As a result of its relative buoyancy, continental crust is rarely subducted meaning that successive episodes of continental deformation imparts a complex geological character that is not found in younger oceanic lithosphere. This character is largely the result of two related processes:
(1) reactivation, involving rejuvenation of discrete structures; and
(2) reworking, involving the repeated metamorphism, deformation and magmatism of a previously tectonised crustal or lithospheric volume.

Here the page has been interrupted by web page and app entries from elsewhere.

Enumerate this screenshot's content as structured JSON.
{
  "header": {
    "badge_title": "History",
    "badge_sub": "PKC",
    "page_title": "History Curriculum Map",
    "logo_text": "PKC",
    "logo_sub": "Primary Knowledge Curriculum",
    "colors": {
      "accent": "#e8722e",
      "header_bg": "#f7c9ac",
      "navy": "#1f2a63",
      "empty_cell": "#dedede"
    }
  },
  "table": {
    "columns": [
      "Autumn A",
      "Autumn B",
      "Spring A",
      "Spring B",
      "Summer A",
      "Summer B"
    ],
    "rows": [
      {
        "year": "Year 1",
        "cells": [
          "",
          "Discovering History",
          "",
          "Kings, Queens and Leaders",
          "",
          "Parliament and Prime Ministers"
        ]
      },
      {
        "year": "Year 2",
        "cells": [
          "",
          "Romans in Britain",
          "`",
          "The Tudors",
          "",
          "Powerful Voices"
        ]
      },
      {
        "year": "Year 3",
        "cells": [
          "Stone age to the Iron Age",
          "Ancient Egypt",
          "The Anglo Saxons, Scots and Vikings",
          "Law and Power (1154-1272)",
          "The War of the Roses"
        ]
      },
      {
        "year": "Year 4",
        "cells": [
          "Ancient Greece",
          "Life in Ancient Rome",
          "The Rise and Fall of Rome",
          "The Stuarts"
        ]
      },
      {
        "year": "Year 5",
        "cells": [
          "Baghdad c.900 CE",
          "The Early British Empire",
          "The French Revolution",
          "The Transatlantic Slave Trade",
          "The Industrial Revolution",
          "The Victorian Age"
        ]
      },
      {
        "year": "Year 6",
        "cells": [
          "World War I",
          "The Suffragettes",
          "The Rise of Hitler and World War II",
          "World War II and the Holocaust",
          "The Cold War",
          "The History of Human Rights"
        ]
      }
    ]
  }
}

Characterising the style, distribution and timing of reactivation and reworking in different continental settings should therefore provide a crucial dataset with which to evaluate the spatial patterns, temporal evolution and dynamic controls of tectonic rejuvenation of the continents and continental lithosphere. A combination of review and research papers are presented which highlight some of the issues and problems associated with the characterisation and modelling of continental reactivation and reworking.